Launch the Engage Section
ACTS is what the teacher will do and ASKS is how the teacher will facilitate.
If time allows, repeat the process using a third level of force, to enable students’ to have further observation of the energy transfer.
Getting the Students Ready to Build
We will now use the Super Car to explore how different variables, such as how many times the rubber band is turned with the Orange Knob, affect the Super Car’s movement!
Facilitate the Build
- InstructInstruct students to join their groups, and have them complete the Robotics Roles & Routines sheet. Use the Suggested Role Responsibilities slide in the Lab Image Slideshow as a guide for students to complete this sheet. Students should build the Super Car if they have not done so already.

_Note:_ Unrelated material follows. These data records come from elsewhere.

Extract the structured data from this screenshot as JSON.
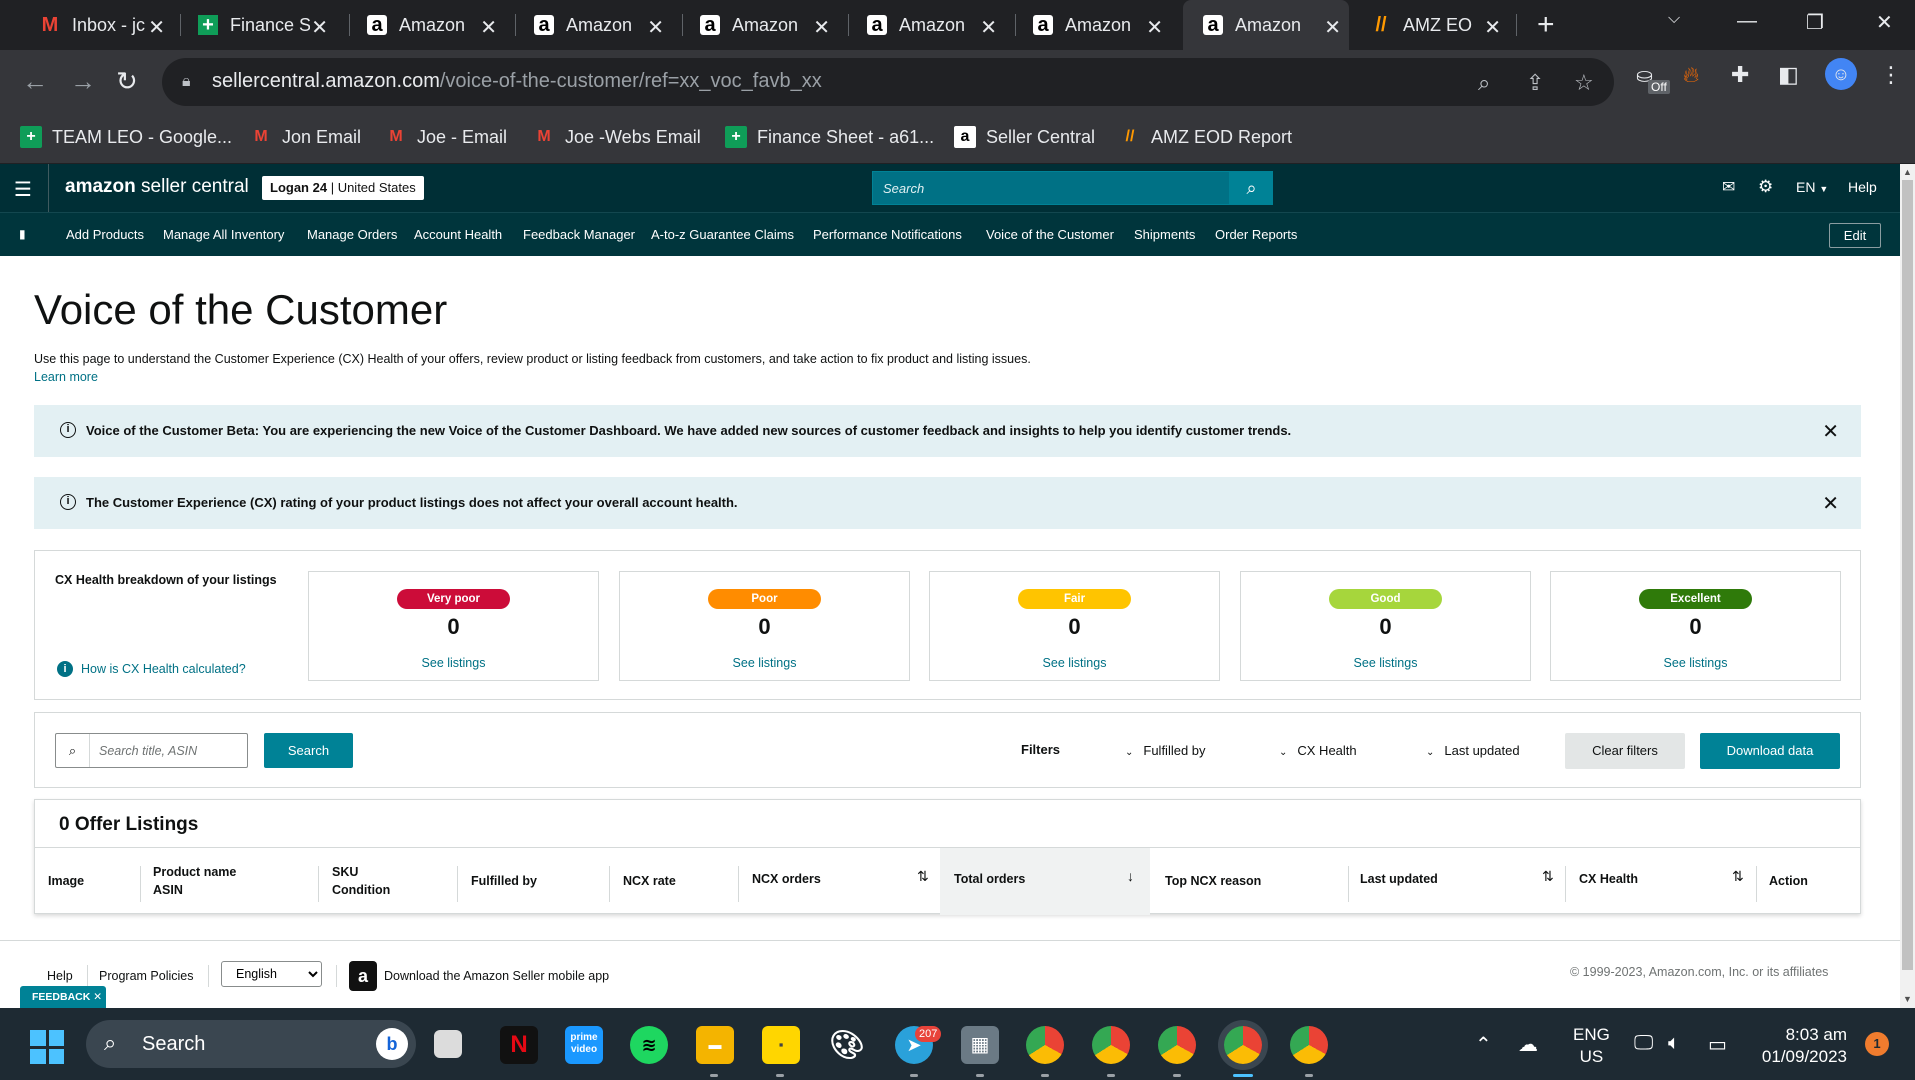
{
  "browser": {
    "tabs": [
      {
        "title": "Inbox - jc",
        "icon": "gmail-icon",
        "glyph": "M"
      },
      {
        "title": "Finance S",
        "icon": "sheets-icon",
        "glyph": "+"
      },
      {
        "title": "Amazon",
        "icon": "amazon-icon",
        "glyph": "a"
      },
      {
        "title": "Amazon",
        "icon": "amazon-icon",
        "glyph": "a"
      },
      {
        "title": "Amazon",
        "icon": "amazon-icon",
        "glyph": "a"
      },
      {
        "title": "Amazon",
        "icon": "amazon-icon",
        "glyph": "a"
      },
      {
        "title": "Amazon",
        "icon": "amazon-icon",
        "glyph": "a"
      },
      {
        "title": "Amazon",
        "icon": "amazon-icon",
        "glyph": "a"
      },
      {
        "title": "AMZ EOI",
        "icon": "amz-eod-icon",
        "glyph": "//"
      }
    ],
    "url_host": "sellercentral.amazon.com",
    "url_path": "/voice-of-the-customer/ref=xx_voc_favb_xx",
    "extension_badge": "Off",
    "bookmarks": [
      {
        "label": "TEAM LEO - Google...",
        "icon": "sheets-icon",
        "glyph": "+"
      },
      {
        "label": "Jon Email",
        "icon": "gmail-icon",
        "glyph": "M"
      },
      {
        "label": "Joe - Email",
        "icon": "gmail-icon",
        "glyph": "M"
      },
      {
        "label": "Joe -Webs Email",
        "icon": "gmail-icon",
        "glyph": "M"
      },
      {
        "label": "Finance Sheet - a61...",
        "icon": "sheets-icon",
        "glyph": "+"
      },
      {
        "label": "Seller Central",
        "icon": "amazon-icon",
        "glyph": "a"
      },
      {
        "label": "AMZ EOD Report",
        "icon": "amz-eod-icon",
        "glyph": "//"
      }
    ]
  },
  "sc": {
    "logo_a": "amazon",
    "logo_b": " seller central",
    "store_name": "Logan 24",
    "store_sep": " | ",
    "store_country": "United States",
    "search_placeholder": "Search",
    "lang": "EN",
    "help": "Help",
    "nav": [
      "Add Products",
      "Manage All Inventory",
      "Manage Orders",
      "Account Health",
      "Feedback Manager",
      "A-to-z Guarantee Claims",
      "Performance Notifications",
      "Voice of the Customer",
      "Shipments",
      "Order Reports"
    ],
    "edit": "Edit"
  },
  "page": {
    "title": "Voice of the Customer",
    "description": "Use this page to understand the Customer Experience (CX) Health of your offers, review product or listing feedback from customers, and take action to fix product and listing issues.",
    "learn_more": "Learn more",
    "alerts": [
      "Voice of the Customer Beta: You are experiencing the new Voice of the Customer Dashboard. We have added new sources of customer feedback and insights to help you identify customer trends.",
      "The Customer Experience (CX) rating of your product listings does not affect your overall account health."
    ],
    "cx": {
      "title": "CX Health breakdown of your listings",
      "how": "How is CX Health calculated?",
      "cards": [
        {
          "label": "Very poor",
          "count": "0",
          "link": "See listings",
          "color": "#cc0c39"
        },
        {
          "label": "Poor",
          "count": "0",
          "link": "See listings",
          "color": "#ff8c00"
        },
        {
          "label": "Fair",
          "count": "0",
          "link": "See listings",
          "color": "#ffc400"
        },
        {
          "label": "Good",
          "count": "0",
          "link": "See listings",
          "color": "#a6d63c"
        },
        {
          "label": "Excellent",
          "count": "0",
          "link": "See listings",
          "color": "#2f7a0a"
        }
      ]
    },
    "filters": {
      "search_placeholder": "Search title, ASIN",
      "search_button": "Search",
      "label": "Filters",
      "dropdowns": [
        "Fulfilled by",
        "CX Health",
        "Last updated"
      ],
      "clear": "Clear filters",
      "download": "Download data"
    },
    "listings": {
      "title": "0 Offer Listings",
      "columns": [
        {
          "l1": "Image",
          "l2": ""
        },
        {
          "l1": "Product name",
          "l2": "ASIN"
        },
        {
          "l1": "SKU",
          "l2": "Condition"
        },
        {
          "l1": "Fulfilled by",
          "l2": ""
        },
        {
          "l1": "NCX rate",
          "l2": ""
        },
        {
          "l1": "NCX orders",
          "l2": ""
        },
        {
          "l1": "Total orders",
          "l2": ""
        },
        {
          "l1": "Top NCX reason",
          "l2": ""
        },
        {
          "l1": "Last updated",
          "l2": ""
        },
        {
          "l1": "CX Health",
          "l2": ""
        },
        {
          "l1": "Action",
          "l2": ""
        }
      ]
    },
    "footer": {
      "help": "Help",
      "policies": "Program Policies",
      "language": "English",
      "app": "Download the Amazon Seller mobile app",
      "copyright": "© 1999-2023, Amazon.com, Inc. or its affiliates"
    },
    "feedback": "FEEDBACK"
  },
  "taskbar": {
    "search": "Search",
    "telegram_badge": "207",
    "lang_1": "ENG",
    "lang_2": "US",
    "time": "8:03 am",
    "date": "01/09/2023",
    "notifications": "1"
  }
}
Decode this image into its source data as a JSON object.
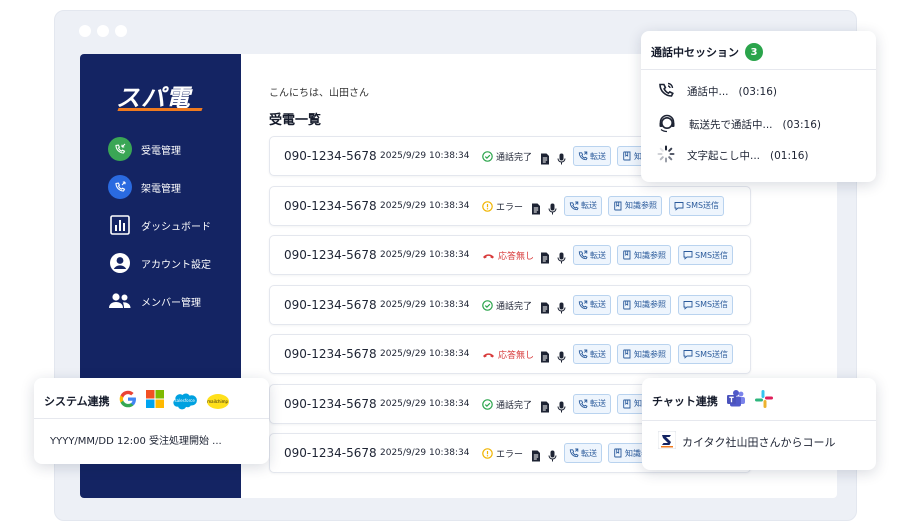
{
  "sidebar": {
    "logo": "スパ電",
    "items": [
      {
        "label": "受電管理",
        "icon": "incoming-call-icon"
      },
      {
        "label": "架電管理",
        "icon": "outgoing-call-icon"
      },
      {
        "label": "ダッシュボード",
        "icon": "dashboard-chart-icon"
      },
      {
        "label": "アカウント設定",
        "icon": "account-icon"
      },
      {
        "label": "メンバー管理",
        "icon": "members-icon"
      }
    ]
  },
  "main": {
    "greeting": "こんにちは、山田さん",
    "title": "受電一覧",
    "rows": [
      {
        "phone": "090-1234-5678",
        "datetime": "2025/9/29 10:38:34",
        "status": "通話完了",
        "status_type": "done"
      },
      {
        "phone": "090-1234-5678",
        "datetime": "2025/9/29 10:38:34",
        "status": "エラー",
        "status_type": "error"
      },
      {
        "phone": "090-1234-5678",
        "datetime": "2025/9/29 10:38:34",
        "status": "応答無し",
        "status_type": "missed"
      },
      {
        "phone": "090-1234-5678",
        "datetime": "2025/9/29 10:38:34",
        "status": "通話完了",
        "status_type": "done"
      },
      {
        "phone": "090-1234-5678",
        "datetime": "2025/9/29 10:38:34",
        "status": "応答無し",
        "status_type": "missed"
      },
      {
        "phone": "090-1234-5678",
        "datetime": "2025/9/29 10:38:34",
        "status": "通話完了",
        "status_type": "done"
      },
      {
        "phone": "090-1234-5678",
        "datetime": "2025/9/29 10:38:34",
        "status": "エラー",
        "status_type": "error"
      }
    ],
    "actions": {
      "transfer": "転送",
      "knowledge": "知識参照",
      "sms": "SMS送信"
    }
  },
  "session_card": {
    "title": "通話中セッション",
    "count": "3",
    "items": [
      {
        "label": "通話中...",
        "time": "(03:16)",
        "icon": "phone-active-icon"
      },
      {
        "label": "転送先で通話中...",
        "time": "(03:16)",
        "icon": "headset-icon"
      },
      {
        "label": "文字起こし中...",
        "time": "(01:16)",
        "icon": "loading-spinner-icon"
      }
    ]
  },
  "system_card": {
    "title": "システム連携",
    "logos": [
      "google-logo-icon",
      "microsoft-logo-icon",
      "salesforce-logo-icon",
      "mailchimp-logo-icon"
    ],
    "logo_text": {
      "salesforce": "salesforce",
      "mailchimp": "mailchimp"
    },
    "message": "YYYY/MM/DD 12:00 受注処理開始 ..."
  },
  "chat_card": {
    "title": "チャット連携",
    "logos": [
      "teams-logo-icon",
      "slack-logo-icon"
    ],
    "message": "カイタク社山田さんからコール"
  },
  "colors": {
    "sidebar": "#142463",
    "accent": "#ef7a1f",
    "badge": "#2aa44b",
    "missed": "#d83b3b",
    "error": "#f0b400",
    "done": "#2aa44b"
  }
}
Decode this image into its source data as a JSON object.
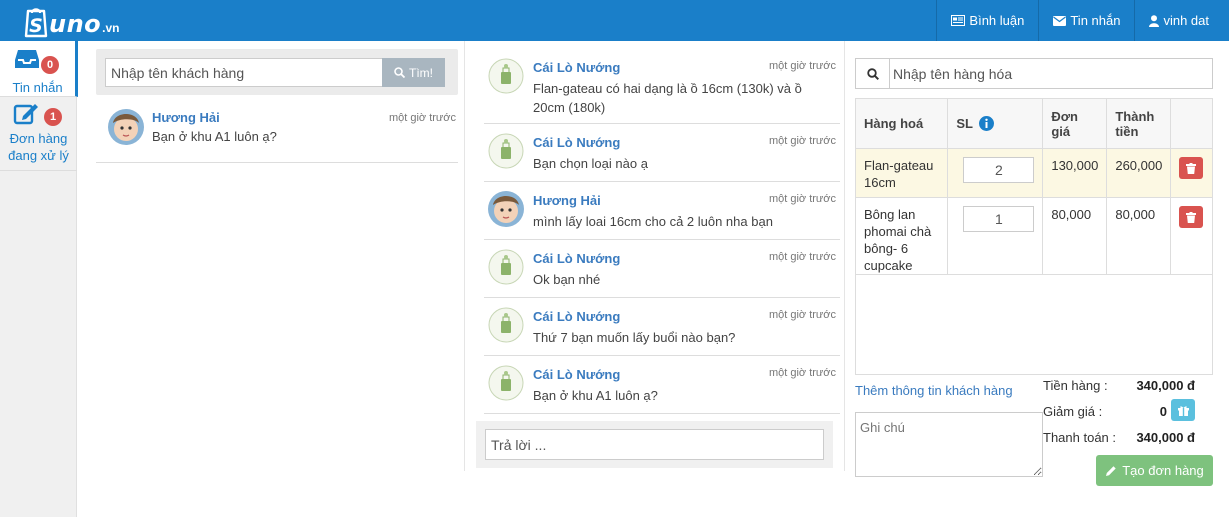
{
  "brand": {
    "name": "uno",
    "suffix": ".vn"
  },
  "topnav": {
    "comments": "Bình luận",
    "messages": "Tin nhắn",
    "user": "vinh dat"
  },
  "rail": [
    {
      "label": "Tin nhắn",
      "count": "0"
    },
    {
      "label_line1": "Đơn hàng",
      "label_line2": "đang xử lý",
      "count": "1"
    }
  ],
  "customers": {
    "search_placeholder": "Nhập tên khách hàng",
    "find_label": "Tìm!",
    "items": [
      {
        "name": "Hương Hải",
        "message": "Bạn ở khu A1 luôn ạ?",
        "time": "một giờ trước"
      }
    ]
  },
  "conversation": {
    "messages": [
      {
        "name": "Cái Lò Nướng",
        "text": "Flan-gateau có hai dạng là ồ 16cm (130k) và ồ 20cm (180k)",
        "time": "một giờ trước",
        "avatar": "shop"
      },
      {
        "name": "Cái Lò Nướng",
        "text": "Bạn chọn loại nào ạ",
        "time": "một giờ trước",
        "avatar": "shop"
      },
      {
        "name": "Hương Hải",
        "text": "mình lấy loai 16cm cho cả 2 luôn nha bạn",
        "time": "một giờ trước",
        "avatar": "customer"
      },
      {
        "name": "Cái Lò Nướng",
        "text": "Ok bạn nhé",
        "time": "một giờ trước",
        "avatar": "shop"
      },
      {
        "name": "Cái Lò Nướng",
        "text": "Thứ 7 bạn muốn lấy buổi nào bạn?",
        "time": "một giờ trước",
        "avatar": "shop"
      },
      {
        "name": "Cái Lò Nướng",
        "text": "Bạn ở khu A1 luôn ạ?",
        "time": "một giờ trước",
        "avatar": "shop"
      }
    ],
    "reply_placeholder": "Trả lời ..."
  },
  "order": {
    "search_placeholder": "Nhập tên hàng hóa",
    "headers": {
      "product": "Hàng hoá",
      "qty": "SL",
      "price": "Đơn giá",
      "total_line1": "Thành",
      "total_line2": "tiền"
    },
    "items": [
      {
        "name": "Flan-gateau 16cm",
        "qty": "2",
        "price": "130,000",
        "total": "260,000"
      },
      {
        "name": "Bông lan phomai chà bông- 6 cupcake",
        "qty": "1",
        "price": "80,000",
        "total": "80,000"
      }
    ],
    "add_customer_info": "Thêm thông tin khách hàng",
    "note_placeholder": "Ghi chú",
    "summary": {
      "subtotal_label": "Tiền hàng :",
      "subtotal": "340,000 đ",
      "discount_label": "Giảm giá :",
      "discount": "0",
      "payment_label": "Thanh toán :",
      "payment": "340,000 đ"
    },
    "create_button": "Tạo đơn hàng"
  },
  "colors": {
    "primary": "#1a7fc9",
    "danger": "#d9534f",
    "success": "#7ec27e",
    "info": "#5bc0de",
    "highlight": "#fcf8e3"
  }
}
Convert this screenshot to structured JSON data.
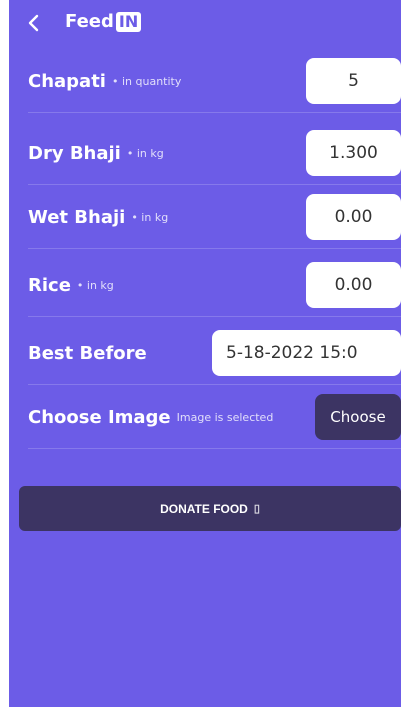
{
  "appbar": {
    "back_icon": "chevron-left-icon",
    "brand_text": "Feed",
    "brand_badge": "IN"
  },
  "form": {
    "rows": [
      {
        "label": "Chapati",
        "hint": "• in quantity",
        "value": "5"
      },
      {
        "label": "Dry Bhaji",
        "hint": "• in kg",
        "value": "1.300"
      },
      {
        "label": "Wet Bhaji",
        "hint": "• in kg",
        "value": "0.00"
      },
      {
        "label": "Rice",
        "hint": "• in kg",
        "value": "0.00"
      }
    ],
    "best_before": {
      "label": "Best Before",
      "value": "5-18-2022 15:0"
    },
    "image": {
      "label": "Choose Image",
      "status": "Image is selected",
      "button": "Choose"
    }
  },
  "donate": {
    "label": "DONATE FOOD",
    "glyph": "▯"
  },
  "colors": {
    "background": "#6c5ce7",
    "dark_button": "#3c3463",
    "input": "#ffffff"
  }
}
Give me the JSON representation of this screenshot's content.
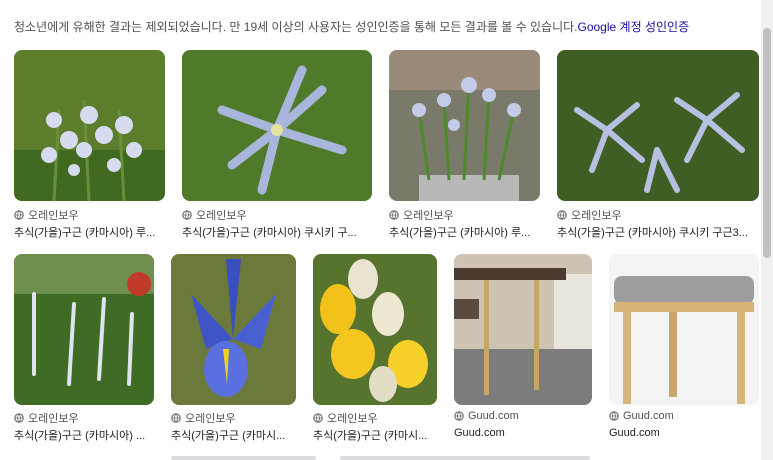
{
  "notice": {
    "text": "청소년에게 유해한 결과는 제외되었습니다. 만 19세 이상의 사용자는 성인인증을 통해 모든 결과를 볼 수 있습니다.",
    "link": "Google 계정 성인인증"
  },
  "results": [
    {
      "source": "오레인보우",
      "title": "추식(가을)구근 (카마시아) 루..."
    },
    {
      "source": "오레인보우",
      "title": "추식(가을)구근 (카마시아) 쿠시키 구..."
    },
    {
      "source": "오레인보우",
      "title": "추식(가을)구근 (카마시아) 루..."
    },
    {
      "source": "오레인보우",
      "title": "추식(가을)구근 (카마시아) 쿠시키 구근3..."
    },
    {
      "source": "오레인보우",
      "title": "추식(가을)구근 (카마시아) ..."
    },
    {
      "source": "오레인보우",
      "title": "추식(가을)구근 (카마시..."
    },
    {
      "source": "오레인보우",
      "title": "추식(가을)구근 (카마시..."
    },
    {
      "source": "Guud.com",
      "title": "Guud.com"
    },
    {
      "source": "Guud.com",
      "title": "Guud.com"
    }
  ],
  "icons": {
    "source": "globe-icon"
  },
  "colors": {
    "link": "#1a0dab",
    "meta": "#4d5156"
  }
}
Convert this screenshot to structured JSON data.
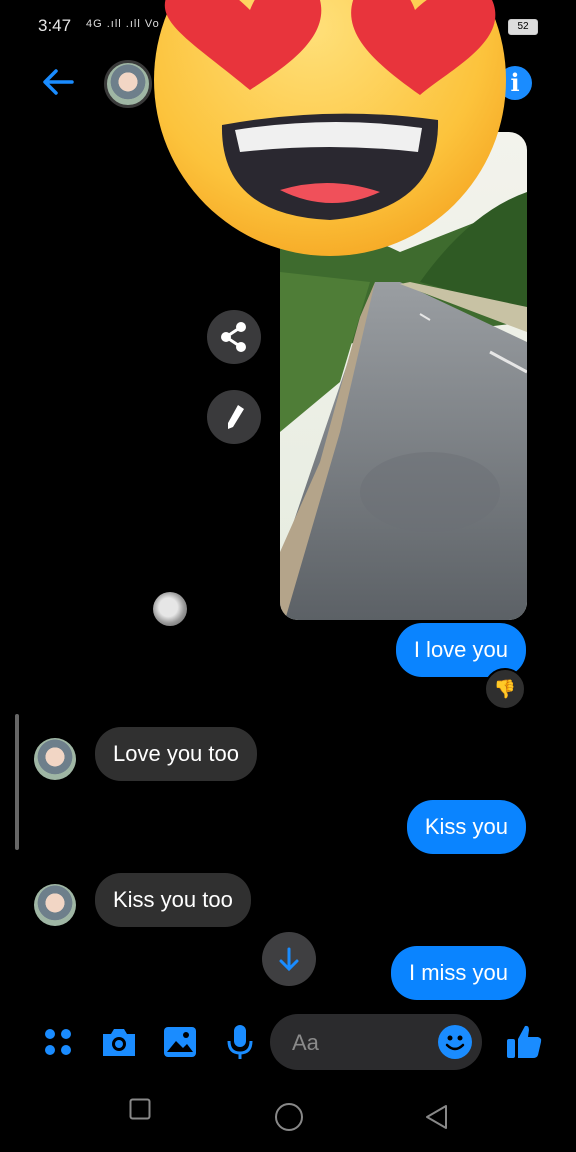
{
  "status_bar": {
    "time": "3:47",
    "signal_text": "4G .ıll .ıll Vo LTE",
    "battery": "52"
  },
  "messages": [
    {
      "side": "out",
      "text": "I love you"
    },
    {
      "side": "in",
      "text": "Love you too"
    },
    {
      "side": "out",
      "text": "Kiss you"
    },
    {
      "side": "in",
      "text": "Kiss you too"
    },
    {
      "side": "out",
      "text": "I miss you"
    }
  ],
  "reaction": "👎",
  "composer": {
    "placeholder": "Aa"
  },
  "colors": {
    "accent": "#0a84ff",
    "bubble_in": "#303030",
    "background": "#000000"
  },
  "icons": [
    "back-arrow-icon",
    "info-icon",
    "share-icon",
    "pencil-icon",
    "apps-icon",
    "camera-icon",
    "gallery-icon",
    "microphone-icon",
    "emoji-icon",
    "thumbs-up-icon",
    "arrow-down-icon",
    "recent-apps-icon",
    "home-icon",
    "back-triangle-icon"
  ]
}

- DistributeDistribute five variable materials per group for students to use. These materials should affect the movement of the Super Car in some way. They can include carpet pieces, tiles, tape, different rubber bands, sandpaper, or ramps. Also distribute one timer per group to measure the time it takes the Super Car to travel a distance.
as students investigate the materials and ensure that there is equal distribution (5 each) between groups.
- Explain that the materials are to be used in designing an experiment to make their Super Cars travel different distances.
- They will change 3 variables, and run 2 trials for each, measuring and charting the distances traveled by the car as well as the time it took the car to travel that distance.
- OfferOffer suggestions and note positive team building and problem solving strategies when they have the materials at the tables.
- If students seem unsure of how to begin, you can use guiding questions to help them focus like:
- What do you think this material would do if the Super Car drove on it?
- We pulled the hair tie harder to make it fly further, can you think of a way to pull harder on the rubber band?
- Have multiple rolls of tape, rubber bands, or other materials available for students to be able to affix their variables to their driving surfaces, so that the pieces aren’t moving once they begin testing the Super Car.
- If teams are having trouble coming to a decision together, offer one of these collaborative decision making strategies:
- Voting: take a simple poll, and the majority wins. If there is a tie, the teacher can be a tie breaker
- Turn taking: test both ideas, but in two separate experiments. Try to combine the ideas in the third.
- Random decision making: flip a coin, or pull an idea out of a hat, and work with whatever comes up.